To conclude, our results re-examine one of the most basic properties of light: optical momentum and its manifestations in light–matter interactions. In contrast to numerous previous studies, which involved radiation pressure forces in the direction of propagation of light or trapping forces along the intensity gradients, we have observed, orthogonal to both of these directions, the extraordinary optical momentum and force. Remarkably, the transverse Belinfante momentum and force are determined by the spin (circular polarization) of light rather than by its wavevector. Our results demonstrate that the canonical and spin momenta, forming the Poynting vector within field theory, manifest themselves very differently in interactions with matter. This offers a new paradigm for studies and applications involving optical momentum and its manifestations in light–matter interactions3,4,5,6.
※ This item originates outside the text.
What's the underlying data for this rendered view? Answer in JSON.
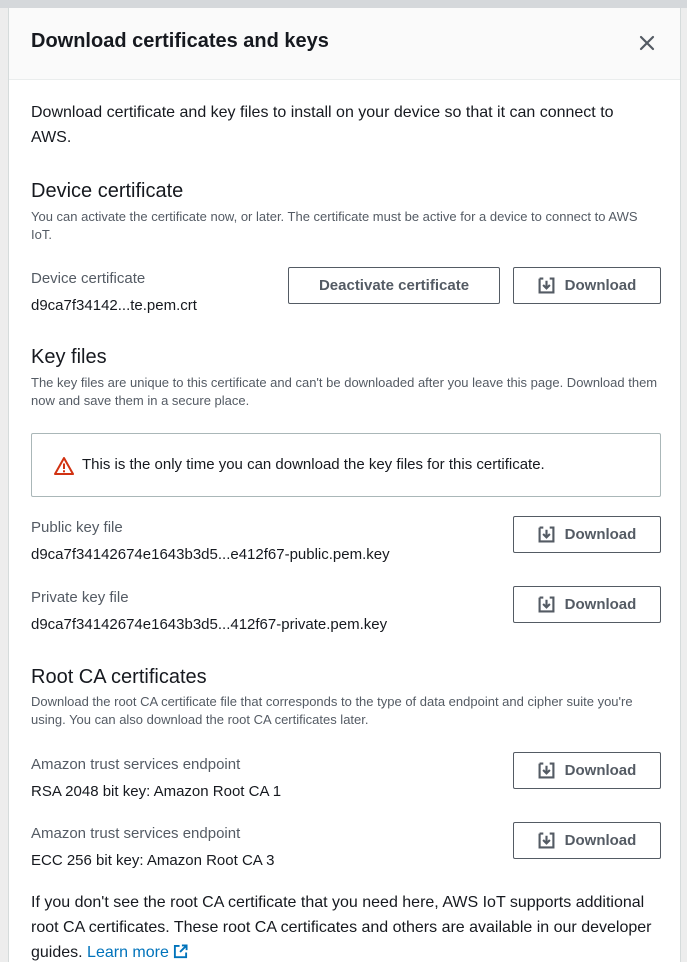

Notably, the interplay between the canonical and Belinfante–Poynting momenta is closely related to fundamental quantum and field-theory problems, such as ‘quantum weak measurements of photon trajectories’14,25, ‘local superluminal propagation of light’14,22,23, and the ‘proton spin crisis’ in quantum chromodynamics26. Furthermore, recently, a reconstruction (but not direct measurement) of the longitudinal (σ-independent) Belinfante momentum was reported27, which is associated with non-zero transverse spin density in structured fields7,8. In addition, there has been a strong interest in transverse spin-dependent optical forces near surfaces28,29,30, which, however, originate from various particle–surface interactions rather than from pure field properties.

All these studies reveal intriguing connections between fundamental quantum-mechanical/field-theory problems involving optical momentum/spin, and local light–matter interaction experiments with structured light fields. In this context, the LMFM technique used in our experiment offers a new platform for precision direction-resolved measurements of optical momenta and forces in structured light fields at subwavelength scales.